Could Ryan Arcidiacono be in line for more minutes?

The Bulls backup point guard situation will be in dire straits all season, with no established veteran behind Kris Dunn. And although the front office has seemingly committed to Cameron Payne as the backup PG (for at least this season), Ryan Arcidiacono showed enough in the season opener to justify giving him meaningful plying time in the rotation. 

Here are the stat lines of Arcidiacono and Cameron Payne from the season opener in Philadelphia:

Arcidiacono: 8 points, 8 assists, 4 rebounds, 2-for-3 from the 3-point line

Payne:           0 points, 5 assists, 1 rebound, 0-for-1 from the 3-point line

With so many capable ball handlers and score-first players on the Bulls, point and assist totals aren’t as important as the rebounds and 3-point attempts. To provide the necessary space needed for driving lanes, there has to be openings in the defense caused by defenders sticking close to player they believe are a threat to shoot.

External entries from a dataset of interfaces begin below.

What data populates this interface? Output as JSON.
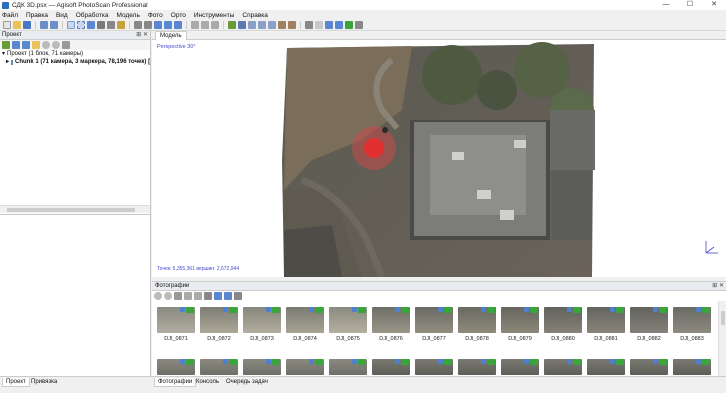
{
  "window": {
    "title": "СДК 3D.psx — Agisoft PhotoScan Professional",
    "controls": [
      "—",
      "☐",
      "✕"
    ]
  },
  "menu": [
    "Файл",
    "Правка",
    "Вид",
    "Обработка",
    "Модель",
    "Фото",
    "Орто",
    "Инструменты",
    "Справка"
  ],
  "project_panel": {
    "title": "Проект",
    "tree": {
      "root": "Проект (1 блок, 71 камеры)",
      "chunk": "Chunk 1 (71 камера, 3 маркера, 78,196 точек) ["
    }
  },
  "left_tabs": [
    "Проект",
    "Привязка"
  ],
  "model_tab": "Модель",
  "viewport": {
    "projection": "Perspective 30°",
    "status": "Точек: 5,355,361 вершин: 2,672,944"
  },
  "photos_panel": {
    "title": "Фотографии",
    "captions": [
      "DJI_0871",
      "DJI_0872",
      "DJI_0873",
      "DJI_0874",
      "DJI_0875",
      "DJI_0876",
      "DJI_0877",
      "DJI_0878",
      "DJI_0879",
      "DJI_0880",
      "DJI_0881",
      "DJI_0882",
      "DJI_0883"
    ]
  },
  "bottom_tabs": [
    "Фотографии",
    "Консоль",
    "Очередь задач"
  ],
  "colors": {
    "accent": "#2b6fb7",
    "check": "#3aa53a",
    "marker": "#d42a2a",
    "viewport_text": "#4a4acc"
  }
}
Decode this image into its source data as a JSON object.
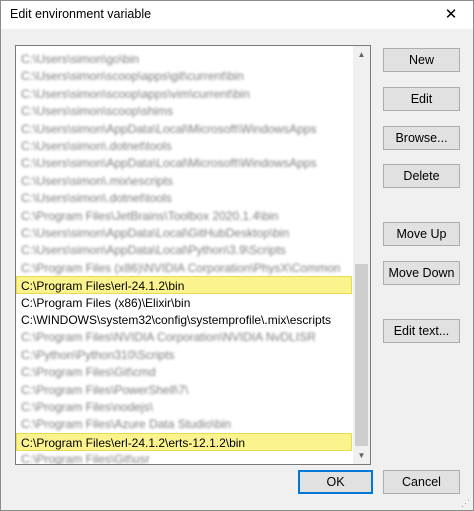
{
  "window": {
    "title": "Edit environment variable",
    "close_glyph": "✕"
  },
  "list": {
    "items": [
      {
        "text": "C:\\Users\\simon\\go\\bin",
        "state": "blurred"
      },
      {
        "text": "C:\\Users\\simon\\scoop\\apps\\git\\current\\bin",
        "state": "blurred"
      },
      {
        "text": "C:\\Users\\simon\\scoop\\apps\\vim\\current\\bin",
        "state": "blurred"
      },
      {
        "text": "C:\\Users\\simon\\scoop\\shims",
        "state": "blurred"
      },
      {
        "text": "C:\\Users\\simon\\AppData\\Local\\Microsoft\\WindowsApps",
        "state": "blurred"
      },
      {
        "text": "C:\\Users\\simon\\.dotnet\\tools",
        "state": "blurred"
      },
      {
        "text": "C:\\Users\\simon\\AppData\\Local\\Microsoft\\WindowsApps",
        "state": "blurred"
      },
      {
        "text": "C:\\Users\\simon\\.mix\\escripts",
        "state": "blurred"
      },
      {
        "text": "C:\\Users\\simon\\.dotnet\\tools",
        "state": "blurred"
      },
      {
        "text": "C:\\Program Files\\JetBrains\\Toolbox 2020.1.4\\bin",
        "state": "blurred"
      },
      {
        "text": "C:\\Users\\simon\\AppData\\Local\\GitHubDesktop\\bin",
        "state": "blurred"
      },
      {
        "text": "C:\\Users\\simon\\AppData\\Local\\Python\\3.9\\Scripts",
        "state": "blurred"
      },
      {
        "text": "C:\\Program Files (x86)\\NVIDIA Corporation\\PhysX\\Common",
        "state": "blurred"
      },
      {
        "text": "C:\\Program Files\\erl-24.1.2\\bin",
        "state": "highlighted"
      },
      {
        "text": "C:\\Program Files (x86)\\Elixir\\bin",
        "state": "normal"
      },
      {
        "text": "C:\\WINDOWS\\system32\\config\\systemprofile\\.mix\\escripts",
        "state": "normal"
      },
      {
        "text": "C:\\Program Files\\NVIDIA Corporation\\NVIDIA NvDLISR",
        "state": "blurred"
      },
      {
        "text": "C:\\Python\\Python310\\Scripts",
        "state": "blurred"
      },
      {
        "text": "C:\\Program Files\\Git\\cmd",
        "state": "blurred"
      },
      {
        "text": "C:\\Program Files\\PowerShell\\7\\",
        "state": "blurred"
      },
      {
        "text": "C:\\Program Files\\nodejs\\",
        "state": "blurred"
      },
      {
        "text": "C:\\Program Files\\Azure Data Studio\\bin",
        "state": "blurred"
      },
      {
        "text": "C:\\Program Files\\erl-24.1.2\\erts-12.1.2\\bin",
        "state": "highlighted"
      },
      {
        "text": "C:\\Program Files\\Git\\usr",
        "state": "blurred"
      }
    ],
    "scroll": {
      "up_glyph": "▲",
      "down_glyph": "▼"
    }
  },
  "buttons": {
    "new": "New",
    "edit": "Edit",
    "browse": "Browse...",
    "delete": "Delete",
    "move_up": "Move Up",
    "move_down": "Move Down",
    "edit_text": "Edit text...",
    "ok": "OK",
    "cancel": "Cancel"
  },
  "colors": {
    "highlight": "#fbf48e",
    "dialog_bg": "#f0f0f0",
    "ok_border": "#0078d7"
  }
}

And that is where the problem lies with Payne.

Ryan Arcidiacono—while by no means a dominant scorer—showed a willingness to attack off of the pick-and-roll, even showing off an impressive ball-fake:


Payne, despite coming into the league with the reputation of a scorer, has yet to be aggressive enough to make teams think twice about giving him wide-open on the perimeter. And he is not one to attack the basket with purpose, averaging less than half a free throw per game for his career. Payne's general lack of aggressiveness when on the floor is often times made worse by his occasional poor post entry passes that seem predetermined:

Even if the above play was designed to get the ball to LaVine in the mid-post, Payne chooses a terrible time to make the pass. When he starts the motion to give the ball to LaVine, Ben Simmons is positioned in front of LaVine to force a tougher pass, as rookie Landry Shamet gambles over the backside to get the steal.

Had Payne chose to swing the ball around the perimeter, or give it to Bobby Ports and then get it back, he could have created an opening for the LaVine pass.

Obviously, the Bulls 19-point loss can’t be blamed on solely on Payne, the terrible defense was a group effort, as was the sometimes questionable shot selection. But with the defense already appearing to be perhaps one of the league's worst units, Fred Hoiberg would be wise to put Arcidiacono in more.

Hoiberg is in a crucial year where he needs to show that he can be the head coach of this team when they finally become competitive.

And for Hoiberg to show that type of growth as a coach, he needs to set the tone that minutes are earned not given, something he has already started with his moving of Jabari Parker to the bench. Payne only received 22 minutes, compared to 28 minutes for Arcidiacono, and it is tough to see that changing if things continue on like they did on Thursday night.